TORONTO (miningweekly.com) – Profit margins for zinc miners will probably rise strongly over the next five years, boosted by expected price increases on the back of a widening supply deficit.
According to advisory firm Wood Mackenzie (Woodmac) analyst Jonathan Leng, the next two years, 2016 and 2017, represented the “pinch point” of concentrate supply, with mine-closure-related cuts expected to outweigh new output from projects.
New mines in the pipeline were not nearly as large, and did not boast the high grades that were previously commonplace.
Leng noted that while the price outlook for zinc was dull for 2015, there was potential for an uptick at the end of the year.
The main driver of the zinc market and prices would be the structural issue of whether mine supply growth could keep pace with rising consumption.
“Global zinc consumption is expected to grow steadily by around 500 000 t/y to 2035, which needs to be met by higher mine and smelter output. Meeting this requirement has been made all the more difficult by recent and some major pending closures such as Century and Lisheen,” Leng told an audience during the 2015 Prospectors and Developers Association of Canada’s yearly convention.
Zinc was currently an important industrial metal, adding about 12 times the strength to steel when used as zinc galvanized steel, while about 37.5 lb of zinc went into each new car. Zinc used in fertiliser had also been shown to improve crop yields by up to 30%. Leng noted that the emerging use of zinc in fertilisers had the potential to add about one-million tonnes to the demand side in the long term.
Woodmac had forecast 2015 to be the fourth year of global refined deficit and the year when the sustained drawdown of general inventories could start to manifest itself in the form of lower exchange stocks, which was expected to support a sharp rise in the zinc price.
“A projected tight refined market, with overall inventory well below the historical average, and sharply declining exchange stocks, lent momentum to further price increases to a cyclical high in 2018,” he advised.
Leng said closures, attrition and demand growth would create the need for 3.8-million tonnes a year of new zinc production by 2020.
However, even if the entire population of currently identified possible and probable projects were built, it would only replace 2.7-million tonnes of the requirement, at an estimated cost of $8.4-billion.
While there was no shortage of projects, few of the more than 400 probable and possible mines had the required quality, or were already at an advanced stage of development, to dampen the widening supply deficit. Many of these projects were also facing technical challenges or political issues.
He pointed out that while the majors had mostly pulled out of zinc project development, leaving it up to the juniors and midsized companies, these companies were dealing with a financing crisis.
“Financing for zinc mine projects remains a key issue. Mining majors are able to access finance to proceed with project development, such as Vedanta, which is advancing the Gamsberg project, in South Africa.
“However, few zinc projects are owned by majors or State-owned entities and financing for juniors continues to be a challenge,” Leng emphasised.

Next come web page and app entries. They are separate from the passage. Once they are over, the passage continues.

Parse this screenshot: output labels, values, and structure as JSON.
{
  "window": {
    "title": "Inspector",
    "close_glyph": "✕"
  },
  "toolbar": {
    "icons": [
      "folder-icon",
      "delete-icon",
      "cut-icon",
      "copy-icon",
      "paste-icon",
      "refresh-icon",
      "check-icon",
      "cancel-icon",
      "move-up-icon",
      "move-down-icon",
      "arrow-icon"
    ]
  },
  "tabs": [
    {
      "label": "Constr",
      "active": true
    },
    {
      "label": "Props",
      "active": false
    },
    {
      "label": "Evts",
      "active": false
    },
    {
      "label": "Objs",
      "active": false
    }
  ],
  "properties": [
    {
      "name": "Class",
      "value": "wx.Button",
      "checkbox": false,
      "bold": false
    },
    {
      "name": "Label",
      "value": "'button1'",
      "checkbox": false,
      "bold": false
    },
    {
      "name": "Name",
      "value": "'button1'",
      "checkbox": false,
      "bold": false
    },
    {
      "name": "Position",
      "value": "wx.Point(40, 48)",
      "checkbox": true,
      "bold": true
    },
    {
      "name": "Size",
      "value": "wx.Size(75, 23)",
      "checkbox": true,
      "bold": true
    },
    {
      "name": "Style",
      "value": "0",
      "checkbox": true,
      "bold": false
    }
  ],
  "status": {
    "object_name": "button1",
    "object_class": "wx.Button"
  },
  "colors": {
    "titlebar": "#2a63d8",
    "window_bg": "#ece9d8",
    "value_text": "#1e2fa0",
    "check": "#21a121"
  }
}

Further, the average cash operating costs at existing mines and advanced-stage projects were forecast to rise by around 11% in real terms over the next five years, with the largest contribution to cash operating cost inflation coming from treatment charges. Higher zinc prices could trigger the reopening of higher cost mines, which would further raise the average operating cost.
“Mine capital cost escalation has eased since 2006/07, but it is still above global inflation,” Leng highlighted.
Overall, strong demand growth, restricted supply and falling stockpiles were pointing to a bright outlook for zinc.